*Aim of the task*.
Set every entry down again precisely.
──────── Information ────────
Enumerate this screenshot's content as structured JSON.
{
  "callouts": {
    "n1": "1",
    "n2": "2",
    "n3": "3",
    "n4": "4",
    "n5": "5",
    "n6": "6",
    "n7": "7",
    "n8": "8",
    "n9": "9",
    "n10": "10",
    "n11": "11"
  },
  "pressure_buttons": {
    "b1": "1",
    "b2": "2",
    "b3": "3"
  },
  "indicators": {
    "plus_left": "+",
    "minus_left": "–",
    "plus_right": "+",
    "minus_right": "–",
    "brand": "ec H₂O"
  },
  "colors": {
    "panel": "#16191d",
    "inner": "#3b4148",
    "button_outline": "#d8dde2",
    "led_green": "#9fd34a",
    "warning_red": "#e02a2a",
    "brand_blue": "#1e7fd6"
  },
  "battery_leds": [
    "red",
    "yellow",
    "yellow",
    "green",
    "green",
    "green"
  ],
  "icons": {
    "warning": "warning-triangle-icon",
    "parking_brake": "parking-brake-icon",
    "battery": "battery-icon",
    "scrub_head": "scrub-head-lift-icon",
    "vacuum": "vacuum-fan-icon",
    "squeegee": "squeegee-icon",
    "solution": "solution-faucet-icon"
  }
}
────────
*The completed task*.
Enumerate this screenshot's content as structured JSON.
{
  "callouts": {
    "n1": "1",
    "n2": "2",
    "n3": "3",
    "n4": "4",
    "n5": "5",
    "n6": "6",
    "n7": "7",
    "n8": "8",
    "n9": "9",
    "n10": "10",
    "n11": "11"
  },
  "pressure_buttons": {
    "b1": "1",
    "b2": "2",
    "b3": "3"
  },
  "indicators": {
    "plus_left": "+",
    "minus_left": "–",
    "plus_right": "+",
    "minus_right": "–",
    "brand": "ec H₂O"
  },
  "colors": {
    "panel": "#16191d",
    "inner": "#3b4148",
    "button_outline": "#d8dde2",
    "led_green": "#9fd34a",
    "warning_red": "#e02a2a",
    "brand_blue": "#1e7fd6"
  },
  "battery_leds": [
    "red",
    "yellow",
    "yellow",
    "green",
    "green",
    "green"
  ],
  "icons": {
    "warning": "warning-triangle-icon",
    "parking_brake": "parking-brake-icon",
    "battery": "battery-icon",
    "scrub_head": "scrub-head-lift-icon",
    "vacuum": "vacuum-fan-icon",
    "squeegee": "squeegee-icon",
    "solution": "solution-faucet-icon"
  }
}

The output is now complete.